Task to carry out. Every entry below is to be copied exactly, with nothing left out.

════

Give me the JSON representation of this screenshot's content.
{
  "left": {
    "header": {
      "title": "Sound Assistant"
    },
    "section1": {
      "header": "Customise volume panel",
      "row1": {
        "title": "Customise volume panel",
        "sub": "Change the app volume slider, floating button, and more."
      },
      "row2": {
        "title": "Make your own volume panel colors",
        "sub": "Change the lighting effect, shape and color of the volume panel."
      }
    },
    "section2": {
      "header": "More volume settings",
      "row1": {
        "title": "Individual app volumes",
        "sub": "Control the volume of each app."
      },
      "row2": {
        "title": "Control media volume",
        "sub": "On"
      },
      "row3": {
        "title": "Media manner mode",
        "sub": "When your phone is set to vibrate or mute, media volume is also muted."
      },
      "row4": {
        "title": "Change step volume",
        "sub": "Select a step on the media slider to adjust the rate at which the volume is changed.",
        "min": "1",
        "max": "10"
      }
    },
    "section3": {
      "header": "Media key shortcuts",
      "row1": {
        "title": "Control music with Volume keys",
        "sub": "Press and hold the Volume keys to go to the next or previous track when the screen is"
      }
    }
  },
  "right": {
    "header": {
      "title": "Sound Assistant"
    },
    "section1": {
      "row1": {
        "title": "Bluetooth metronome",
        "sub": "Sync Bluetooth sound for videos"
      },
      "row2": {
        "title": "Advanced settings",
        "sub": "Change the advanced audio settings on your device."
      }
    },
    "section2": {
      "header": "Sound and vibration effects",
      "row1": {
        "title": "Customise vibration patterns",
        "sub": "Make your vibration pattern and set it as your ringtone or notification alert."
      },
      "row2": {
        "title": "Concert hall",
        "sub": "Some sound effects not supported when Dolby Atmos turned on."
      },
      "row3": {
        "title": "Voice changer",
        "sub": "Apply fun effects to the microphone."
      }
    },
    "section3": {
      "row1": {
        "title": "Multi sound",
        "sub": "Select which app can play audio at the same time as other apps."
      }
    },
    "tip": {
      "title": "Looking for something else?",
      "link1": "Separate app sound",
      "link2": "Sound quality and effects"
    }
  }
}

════

Exercise response.
Give me the JSON representation of this screenshot's content.
{
  "left": {
    "header": {
      "title": "Sound Assistant"
    },
    "section1": {
      "header": "Customise volume panel",
      "row1": {
        "title": "Customise volume panel",
        "sub": "Change the app volume slider, floating button, and more."
      },
      "row2": {
        "title": "Make your own volume panel colors",
        "sub": "Change the lighting effect, shape and color of the volume panel."
      }
    },
    "section2": {
      "header": "More volume settings",
      "row1": {
        "title": "Individual app volumes",
        "sub": "Control the volume of each app."
      },
      "row2": {
        "title": "Control media volume",
        "sub": "On"
      },
      "row3": {
        "title": "Media manner mode",
        "sub": "When your phone is set to vibrate or mute, media volume is also muted."
      },
      "row4": {
        "title": "Change step volume",
        "sub": "Select a step on the media slider to adjust the rate at which the volume is changed.",
        "min": "1",
        "max": "10"
      }
    },
    "section3": {
      "header": "Media key shortcuts",
      "row1": {
        "title": "Control music with Volume keys",
        "sub": "Press and hold the Volume keys to go to the next or previous track when the screen is"
      }
    }
  },
  "right": {
    "header": {
      "title": "Sound Assistant"
    },
    "section1": {
      "row1": {
        "title": "Bluetooth metronome",
        "sub": "Sync Bluetooth sound for videos"
      },
      "row2": {
        "title": "Advanced settings",
        "sub": "Change the advanced audio settings on your device."
      }
    },
    "section2": {
      "header": "Sound and vibration effects",
      "row1": {
        "title": "Customise vibration patterns",
        "sub": "Make your vibration pattern and set it as your ringtone or notification alert."
      },
      "row2": {
        "title": "Concert hall",
        "sub": "Some sound effects not supported when Dolby Atmos turned on."
      },
      "row3": {
        "title": "Voice changer",
        "sub": "Apply fun effects to the microphone."
      }
    },
    "section3": {
      "row1": {
        "title": "Multi sound",
        "sub": "Select which app can play audio at the same time as other apps."
      }
    },
    "tip": {
      "title": "Looking for something else?",
      "link1": "Separate app sound",
      "link2": "Sound quality and effects"
    }
  }
}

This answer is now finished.